— Exercise instructions —
Please print every record below exactly as it appears, but leave out the pictures.
'''
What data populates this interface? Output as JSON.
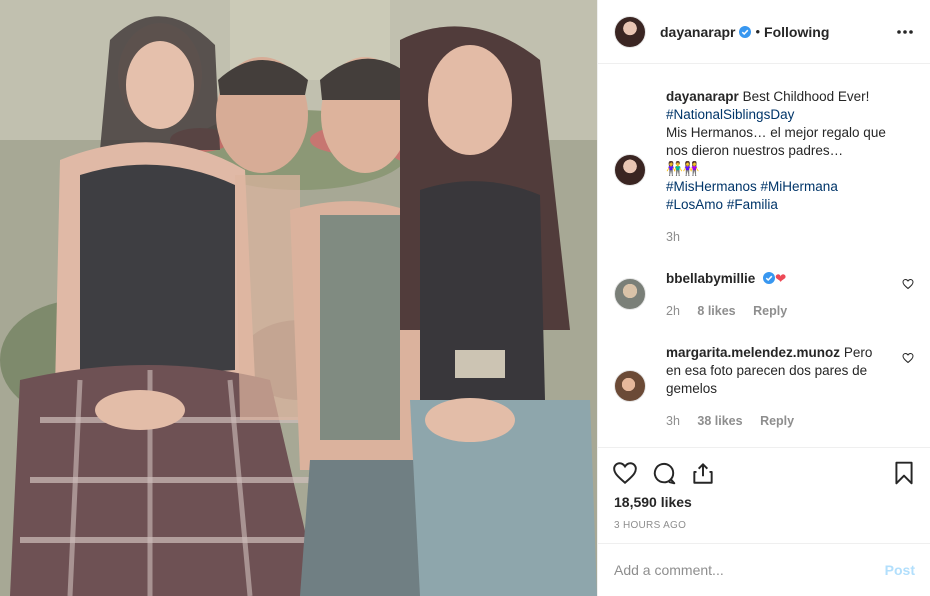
{
  "post": {
    "username": "dayanarapr",
    "follow_status": "Following",
    "separator": "•",
    "more_icon": "more-horizontal-icon",
    "photo_alt": "Four siblings sitting together in front of a garden"
  },
  "caption": {
    "username": "dayanarapr",
    "text_1": "Best Childhood Ever!",
    "hashtag_1": "#NationalSiblingsDay",
    "text_2": "Mis Hermanos… el mejor regalo que nos dieron nuestros padres…",
    "emoji": "👫👭",
    "hashtag_2": "#MisHermanos",
    "hashtag_3": "#MiHermana",
    "hashtag_4": "#LosAmo",
    "hashtag_5": "#Familia",
    "time": "3h"
  },
  "comments": [
    {
      "username": "bbellabymillie",
      "text": "❤",
      "time": "2h",
      "likes": "8 likes",
      "reply": "Reply"
    },
    {
      "username": "margarita.melendez.munoz",
      "text": "Pero en esa foto parecen dos pares de gemelos",
      "time": "3h",
      "likes": "38 likes",
      "reply": "Reply"
    }
  ],
  "actions": {
    "like_icon": "heart-icon",
    "comment_icon": "comment-icon",
    "share_icon": "share-icon",
    "save_icon": "bookmark-icon",
    "likes_count": "18,590 likes",
    "timestamp": "3 HOURS AGO"
  },
  "add_comment": {
    "placeholder": "Add a comment...",
    "post_label": "Post"
  },
  "colors": {
    "link": "#003569",
    "verified": "#3897f0",
    "muted": "#8e8e8e",
    "post_disabled": "#b2dffc"
  }
}
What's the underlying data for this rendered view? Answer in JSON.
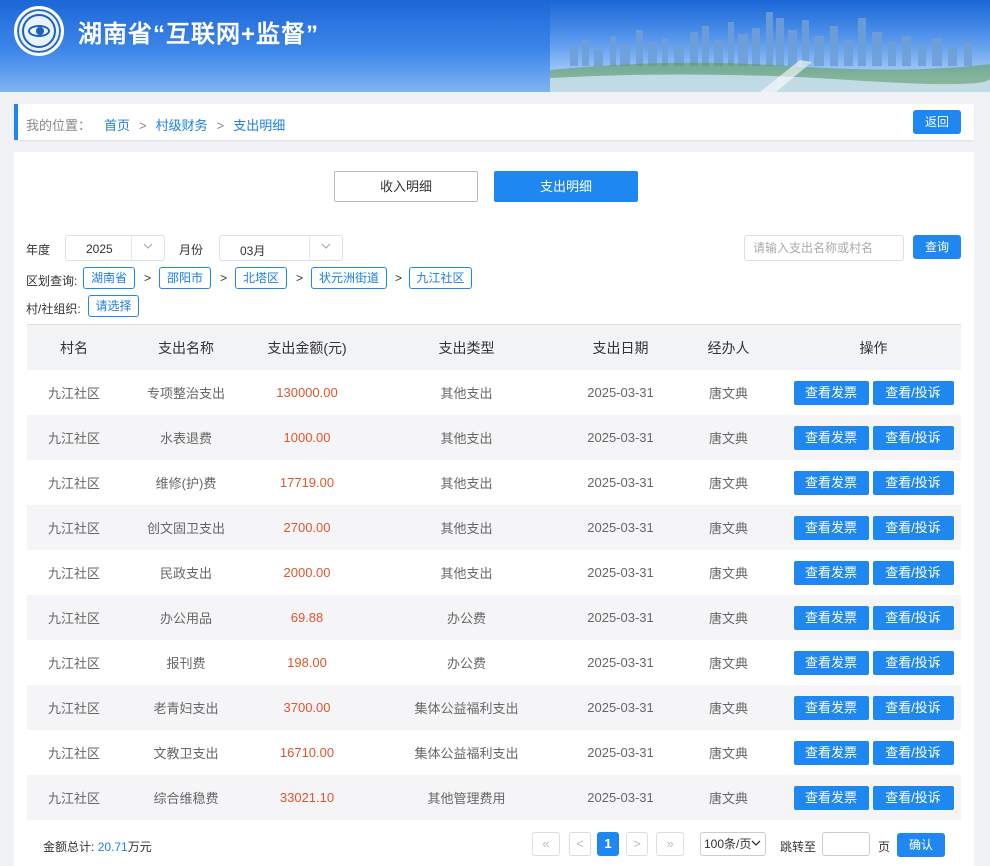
{
  "header": {
    "title": "湖南省“互联网+监督”"
  },
  "breadcrumb": {
    "label": "我的位置：",
    "items": [
      "首页",
      "村级财务",
      "支出明细"
    ],
    "sep": ">",
    "back_label": "返回"
  },
  "tabs": {
    "income": "收入明细",
    "expense": "支出明细",
    "active": "expense"
  },
  "filters": {
    "year_label": "年度",
    "year_value": "2025",
    "month_label": "月份",
    "month_value": "03月",
    "search_placeholder": "请输入支出名称或村名",
    "query_label": "查询",
    "region_label": "区划查询:",
    "regions": [
      "湖南省",
      "邵阳市",
      "北塔区",
      "状元洲街道",
      "九江社区"
    ],
    "arrow": ">",
    "org_label": "村/社组织:",
    "org_select": "请选择"
  },
  "table": {
    "columns": [
      "村名",
      "支出名称",
      "支出金额(元)",
      "支出类型",
      "支出日期",
      "经办人",
      "操作"
    ],
    "rows": [
      [
        "九江社区",
        "专项整治支出",
        "130000.00",
        "其他支出",
        "2025-03-31",
        "唐文典"
      ],
      [
        "九江社区",
        "水表退费",
        "1000.00",
        "其他支出",
        "2025-03-31",
        "唐文典"
      ],
      [
        "九江社区",
        "维修(护)费",
        "17719.00",
        "其他支出",
        "2025-03-31",
        "唐文典"
      ],
      [
        "九江社区",
        "创文固卫支出",
        "2700.00",
        "其他支出",
        "2025-03-31",
        "唐文典"
      ],
      [
        "九江社区",
        "民政支出",
        "2000.00",
        "其他支出",
        "2025-03-31",
        "唐文典"
      ],
      [
        "九江社区",
        "办公用品",
        "69.88",
        "办公费",
        "2025-03-31",
        "唐文典"
      ],
      [
        "九江社区",
        "报刊费",
        "198.00",
        "办公费",
        "2025-03-31",
        "唐文典"
      ],
      [
        "九江社区",
        "老青妇支出",
        "3700.00",
        "集体公益福利支出",
        "2025-03-31",
        "唐文典"
      ],
      [
        "九江社区",
        "文教卫支出",
        "16710.00",
        "集体公益福利支出",
        "2025-03-31",
        "唐文典"
      ],
      [
        "九江社区",
        "综合维稳费",
        "33021.10",
        "其他管理费用",
        "2025-03-31",
        "唐文典"
      ]
    ],
    "op_invoice": "查看发票",
    "op_view": "查看/投诉"
  },
  "footer": {
    "total_label": "金额总计:",
    "total_value": "20.71",
    "total_unit": "万元",
    "page_first": "«",
    "page_prev": "<",
    "page_current": "1",
    "page_next": ">",
    "page_last": "»",
    "page_size": "100条/页",
    "jump_label": "跳转至",
    "page_unit": "页",
    "confirm_label": "确认"
  },
  "colors": {
    "primary": "#1e88f0",
    "amount": "#e0552e",
    "banner": "#1b67d6"
  }
}
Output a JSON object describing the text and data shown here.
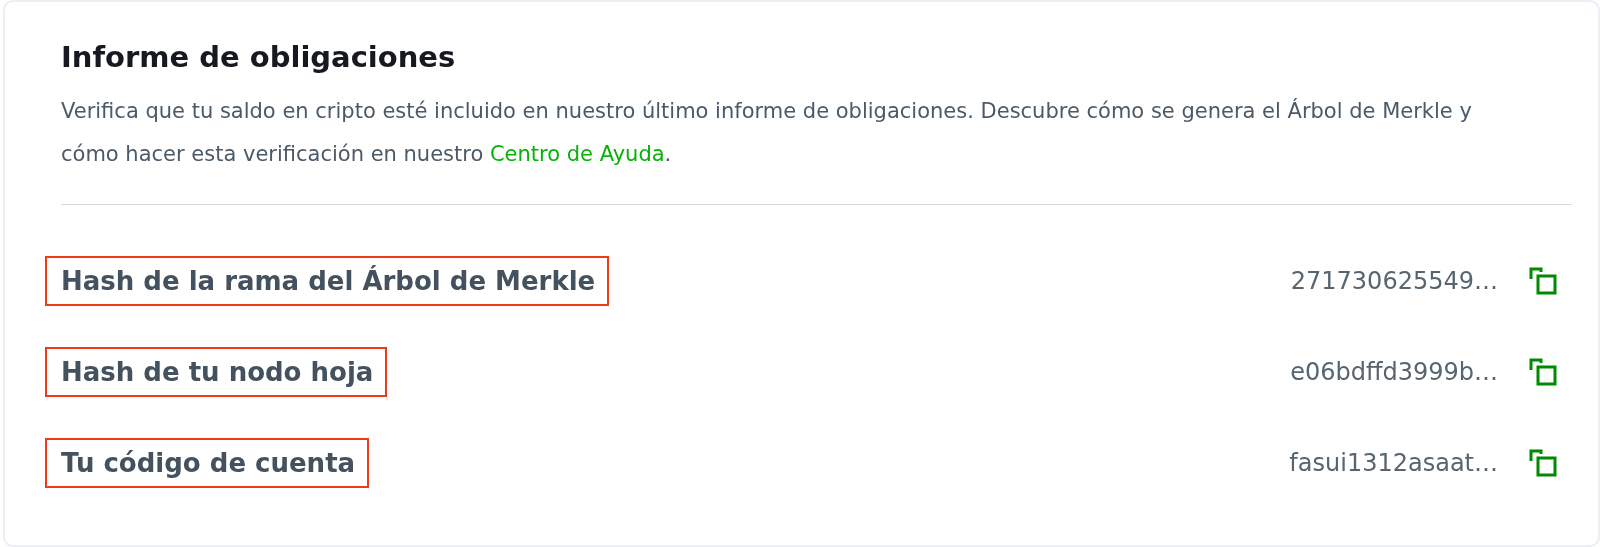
{
  "title": "Informe de obligaciones",
  "description": {
    "text": "Verifica que tu saldo en cripto esté incluido en nuestro último informe de obligaciones. Descubre cómo se genera el Árbol de Merkle y cómo hacer esta verificación en nuestro",
    "link": "Centro de Ayuda",
    "after": "."
  },
  "rows": [
    {
      "label": "Hash de la rama del Árbol de Merkle",
      "value": "271730625549…",
      "highlighted": true
    },
    {
      "label": "Hash de tu nodo hoja",
      "value": "e06bdffd3999b…",
      "highlighted": true
    },
    {
      "label": "Tu código de cuenta",
      "value": "fasui1312asaat…",
      "highlighted": true
    }
  ]
}
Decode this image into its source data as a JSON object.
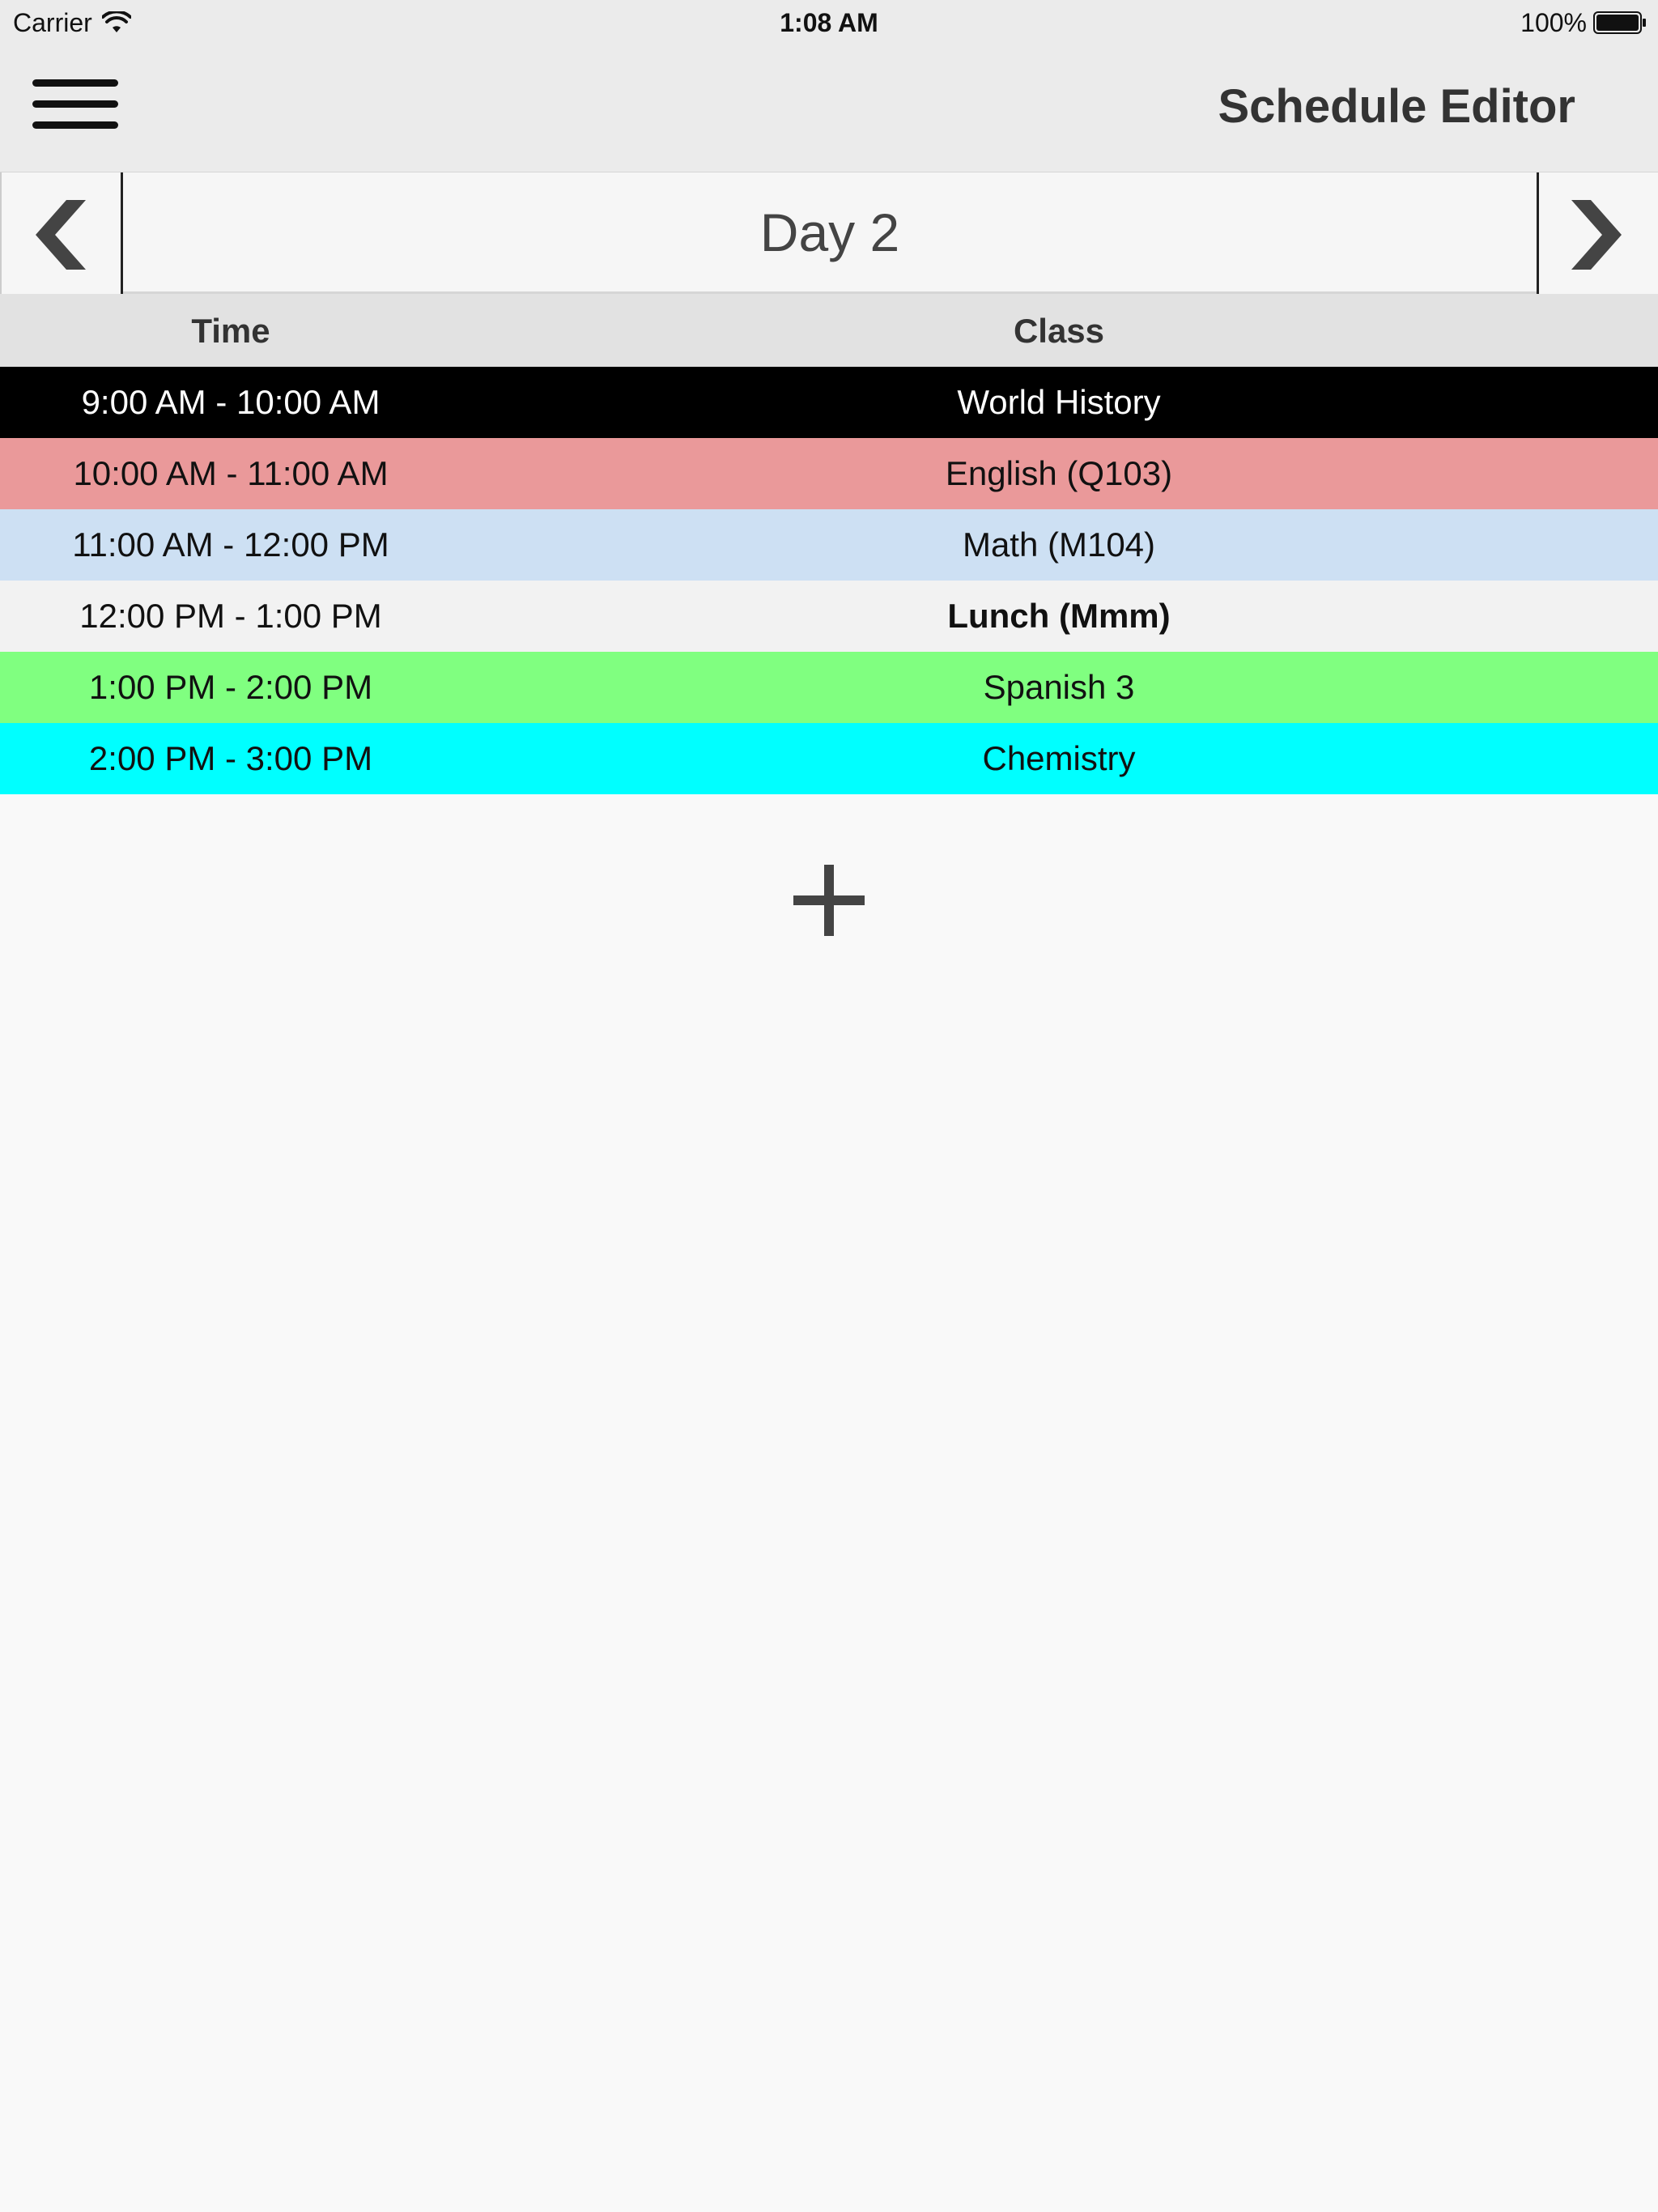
{
  "status_bar": {
    "carrier": "Carrier",
    "time": "1:08 AM",
    "battery": "100%"
  },
  "nav": {
    "title": "Schedule Editor",
    "menu_icon": "hamburger-menu-icon"
  },
  "day_nav": {
    "label": "Day 2",
    "prev_icon": "chevron-left-icon",
    "next_icon": "chevron-right-icon"
  },
  "table": {
    "headers": {
      "time": "Time",
      "class": "Class"
    },
    "rows": [
      {
        "time": "9:00 AM - 10:00 AM",
        "class": "World History",
        "color": "#000000"
      },
      {
        "time": "10:00 AM - 11:00 AM",
        "class": "English (Q103)",
        "color": "#ea999a"
      },
      {
        "time": "11:00 AM - 12:00 PM",
        "class": "Math (M104)",
        "color": "#cde0f3"
      },
      {
        "time": "12:00 PM - 1:00 PM",
        "class": "Lunch (Mmm)",
        "color": "#f2f2f2"
      },
      {
        "time": "1:00 PM - 2:00 PM",
        "class": "Spanish 3",
        "color": "#80ff80"
      },
      {
        "time": "2:00 PM - 3:00 PM",
        "class": "Chemistry",
        "color": "#00ffff"
      }
    ]
  },
  "add_icon": "plus-icon"
}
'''
— Output of the exercise —
What data populates this interface? Output as JSON.
{
  "post": {
    "username": "dayanarapr",
    "follow_status": "Following",
    "separator": "•",
    "more_icon": "more-horizontal-icon",
    "photo_alt": "Four siblings sitting together in front of a garden"
  },
  "caption": {
    "username": "dayanarapr",
    "text_1": "Best Childhood Ever!",
    "hashtag_1": "#NationalSiblingsDay",
    "text_2": "Mis Hermanos… el mejor regalo que nos dieron nuestros padres…",
    "emoji": "👫👭",
    "hashtag_2": "#MisHermanos",
    "hashtag_3": "#MiHermana",
    "hashtag_4": "#LosAmo",
    "hashtag_5": "#Familia",
    "time": "3h"
  },
  "comments": [
    {
      "username": "bbellabymillie",
      "text": "❤",
      "time": "2h",
      "likes": "8 likes",
      "reply": "Reply"
    },
    {
      "username": "margarita.melendez.munoz",
      "text": "Pero en esa foto parecen dos pares de gemelos",
      "time": "3h",
      "likes": "38 likes",
      "reply": "Reply"
    }
  ],
  "actions": {
    "like_icon": "heart-icon",
    "comment_icon": "comment-icon",
    "share_icon": "share-icon",
    "save_icon": "bookmark-icon",
    "likes_count": "18,590 likes",
    "timestamp": "3 HOURS AGO"
  },
  "add_comment": {
    "placeholder": "Add a comment...",
    "post_label": "Post"
  },
  "colors": {
    "link": "#003569",
    "verified": "#3897f0",
    "muted": "#8e8e8e",
    "post_disabled": "#b2dffc"
  }
}
What's the underlying data for this rendered view? Answer in JSON.
{
  "header": {
    "title": "湖南省“互联网+监督”"
  },
  "breadcrumb": {
    "label": "我的位置：",
    "items": [
      "首页",
      "村级财务",
      "支出明细"
    ],
    "sep": ">",
    "back_label": "返回"
  },
  "tabs": {
    "income": "收入明细",
    "expense": "支出明细",
    "active": "expense"
  },
  "filters": {
    "year_label": "年度",
    "year_value": "2025",
    "month_label": "月份",
    "month_value": "03月",
    "search_placeholder": "请输入支出名称或村名",
    "query_label": "查询",
    "region_label": "区划查询:",
    "regions": [
      "湖南省",
      "邵阳市",
      "北塔区",
      "状元洲街道",
      "九江社区"
    ],
    "arrow": ">",
    "org_label": "村/社组织:",
    "org_select": "请选择"
  },
  "table": {
    "columns": [
      "村名",
      "支出名称",
      "支出金额(元)",
      "支出类型",
      "支出日期",
      "经办人",
      "操作"
    ],
    "rows": [
      [
        "九江社区",
        "专项整治支出",
        "130000.00",
        "其他支出",
        "2025-03-31",
        "唐文典"
      ],
      [
        "九江社区",
        "水表退费",
        "1000.00",
        "其他支出",
        "2025-03-31",
        "唐文典"
      ],
      [
        "九江社区",
        "维修(护)费",
        "17719.00",
        "其他支出",
        "2025-03-31",
        "唐文典"
      ],
      [
        "九江社区",
        "创文固卫支出",
        "2700.00",
        "其他支出",
        "2025-03-31",
        "唐文典"
      ],
      [
        "九江社区",
        "民政支出",
        "2000.00",
        "其他支出",
        "2025-03-31",
        "唐文典"
      ],
      [
        "九江社区",
        "办公用品",
        "69.88",
        "办公费",
        "2025-03-31",
        "唐文典"
      ],
      [
        "九江社区",
        "报刊费",
        "198.00",
        "办公费",
        "2025-03-31",
        "唐文典"
      ],
      [
        "九江社区",
        "老青妇支出",
        "3700.00",
        "集体公益福利支出",
        "2025-03-31",
        "唐文典"
      ],
      [
        "九江社区",
        "文教卫支出",
        "16710.00",
        "集体公益福利支出",
        "2025-03-31",
        "唐文典"
      ],
      [
        "九江社区",
        "综合维稳费",
        "33021.10",
        "其他管理费用",
        "2025-03-31",
        "唐文典"
      ]
    ],
    "op_invoice": "查看发票",
    "op_view": "查看/投诉"
  },
  "footer": {
    "total_label": "金额总计:",
    "total_value": "20.71",
    "total_unit": "万元",
    "page_first": "«",
    "page_prev": "<",
    "page_current": "1",
    "page_next": ">",
    "page_last": "»",
    "page_size": "100条/页",
    "jump_label": "跳转至",
    "page_unit": "页",
    "confirm_label": "确认"
  },
  "colors": {
    "primary": "#1e88f0",
    "amount": "#e0552e",
    "banner": "#1b67d6"
  }
}
Output a JSON object describing the text and data shown here.
{
  "title": "Informe de obligaciones",
  "description": {
    "text": "Verifica que tu saldo en cripto esté incluido en nuestro último informe de obligaciones. Descubre cómo se genera el Árbol de Merkle y cómo hacer esta verificación en nuestro",
    "link": "Centro de Ayuda",
    "after": "."
  },
  "rows": [
    {
      "label": "Hash de la rama del Árbol de Merkle",
      "value": "271730625549…",
      "highlighted": true
    },
    {
      "label": "Hash de tu nodo hoja",
      "value": "e06bdffd3999b…",
      "highlighted": true
    },
    {
      "label": "Tu código de cuenta",
      "value": "fasui1312asaat…",
      "highlighted": true
    }
  ]
}
Decode this image into its source data as a JSON object.
{
  "status_bar": {
    "carrier": "Carrier",
    "time": "1:08 AM",
    "battery": "100%"
  },
  "nav": {
    "title": "Schedule Editor",
    "menu_icon": "hamburger-menu-icon"
  },
  "day_nav": {
    "label": "Day 2",
    "prev_icon": "chevron-left-icon",
    "next_icon": "chevron-right-icon"
  },
  "table": {
    "headers": {
      "time": "Time",
      "class": "Class"
    },
    "rows": [
      {
        "time": "9:00 AM - 10:00 AM",
        "class": "World History",
        "color": "#000000"
      },
      {
        "time": "10:00 AM - 11:00 AM",
        "class": "English (Q103)",
        "color": "#ea999a"
      },
      {
        "time": "11:00 AM - 12:00 PM",
        "class": "Math (M104)",
        "color": "#cde0f3"
      },
      {
        "time": "12:00 PM - 1:00 PM",
        "class": "Lunch (Mmm)",
        "color": "#f2f2f2"
      },
      {
        "time": "1:00 PM - 2:00 PM",
        "class": "Spanish 3",
        "color": "#80ff80"
      },
      {
        "time": "2:00 PM - 3:00 PM",
        "class": "Chemistry",
        "color": "#00ffff"
      }
    ]
  },
  "add_icon": "plus-icon"
}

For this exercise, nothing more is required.